The consortium of companies, known as the Galileo Operating Company (GOC), has failed to instruct external legal counsel as questions surface about budget difficulties, timetables and satellite coverage for the project, which is designed to rival the US’s Global Positioning System (GPS).
The GOC, headed by UK satellite navigation company Inmarsat, had beauty paraded Freshfields and Clifford Chance for the lucrative role ahead of the first round of negotiations in Brussels.
The Lawyer understands that Freshfields was favourite following the beauty parade, but neither firm has received instructions while the GOC negotiated with the public sector without external legal advice.

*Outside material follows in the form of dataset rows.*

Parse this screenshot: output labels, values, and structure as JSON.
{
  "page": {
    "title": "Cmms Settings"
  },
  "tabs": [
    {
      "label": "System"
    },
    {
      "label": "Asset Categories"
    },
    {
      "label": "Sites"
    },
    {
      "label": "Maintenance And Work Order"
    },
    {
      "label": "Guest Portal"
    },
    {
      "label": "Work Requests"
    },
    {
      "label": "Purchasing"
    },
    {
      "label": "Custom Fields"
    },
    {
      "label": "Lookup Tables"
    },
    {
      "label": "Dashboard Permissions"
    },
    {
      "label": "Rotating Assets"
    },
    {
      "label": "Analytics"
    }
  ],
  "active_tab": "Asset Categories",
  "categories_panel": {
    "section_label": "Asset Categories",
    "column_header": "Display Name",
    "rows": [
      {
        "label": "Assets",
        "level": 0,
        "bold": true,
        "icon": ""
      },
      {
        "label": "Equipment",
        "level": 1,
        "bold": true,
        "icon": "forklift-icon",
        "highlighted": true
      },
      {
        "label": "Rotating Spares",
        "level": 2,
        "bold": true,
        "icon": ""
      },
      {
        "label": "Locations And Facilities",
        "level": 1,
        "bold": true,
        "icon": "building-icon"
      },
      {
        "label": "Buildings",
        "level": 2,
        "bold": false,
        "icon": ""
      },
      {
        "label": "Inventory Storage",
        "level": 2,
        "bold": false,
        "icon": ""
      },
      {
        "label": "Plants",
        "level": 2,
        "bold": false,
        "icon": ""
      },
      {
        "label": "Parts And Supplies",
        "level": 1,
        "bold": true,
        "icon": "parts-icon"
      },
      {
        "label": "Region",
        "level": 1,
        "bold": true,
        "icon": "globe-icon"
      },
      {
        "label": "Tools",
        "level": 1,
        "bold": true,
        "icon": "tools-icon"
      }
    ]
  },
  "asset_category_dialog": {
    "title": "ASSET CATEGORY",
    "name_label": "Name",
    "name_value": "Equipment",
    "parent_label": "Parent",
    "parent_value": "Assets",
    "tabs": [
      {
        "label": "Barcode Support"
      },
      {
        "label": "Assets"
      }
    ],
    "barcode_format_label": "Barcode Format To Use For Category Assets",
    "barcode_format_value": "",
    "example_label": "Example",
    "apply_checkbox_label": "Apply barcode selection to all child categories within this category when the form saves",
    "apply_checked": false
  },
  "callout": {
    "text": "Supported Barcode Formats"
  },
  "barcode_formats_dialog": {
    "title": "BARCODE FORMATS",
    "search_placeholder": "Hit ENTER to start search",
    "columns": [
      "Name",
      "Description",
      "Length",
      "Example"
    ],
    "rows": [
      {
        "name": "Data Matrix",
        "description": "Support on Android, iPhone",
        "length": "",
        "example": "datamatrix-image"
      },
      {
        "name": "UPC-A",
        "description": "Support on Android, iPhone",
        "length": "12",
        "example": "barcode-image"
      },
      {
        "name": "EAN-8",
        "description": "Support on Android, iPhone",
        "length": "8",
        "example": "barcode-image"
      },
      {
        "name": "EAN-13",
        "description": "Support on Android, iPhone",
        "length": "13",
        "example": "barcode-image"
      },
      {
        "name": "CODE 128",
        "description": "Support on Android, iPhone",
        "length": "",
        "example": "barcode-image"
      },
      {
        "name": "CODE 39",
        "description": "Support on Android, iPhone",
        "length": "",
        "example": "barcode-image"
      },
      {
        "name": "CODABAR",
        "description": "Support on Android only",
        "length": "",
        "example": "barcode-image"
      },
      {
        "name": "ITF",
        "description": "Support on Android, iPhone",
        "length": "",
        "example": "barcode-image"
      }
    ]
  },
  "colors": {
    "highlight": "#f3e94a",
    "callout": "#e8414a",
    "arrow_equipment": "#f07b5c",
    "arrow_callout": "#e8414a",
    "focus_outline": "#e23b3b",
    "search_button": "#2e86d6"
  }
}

Lovells, with a project finance team led by partner Charles Robson, has been advising the Galileo Joint Undertaking (GJU), a public sector body jointly owned by the EU and the European Space Agency.
Sources close to the negotiations said the highly political process had caused infighting among GOC members, with a delay of naming counsel a direct result. And a deal between two consortium members, in which Thales purchased Alcatel’s satellite operations, is understood to have caused further delays.
The GOC includes Aena, Alcatel, EADS Space Services, Finmeccanica, Hispasat, Inmarsat, Thales and TeleOp.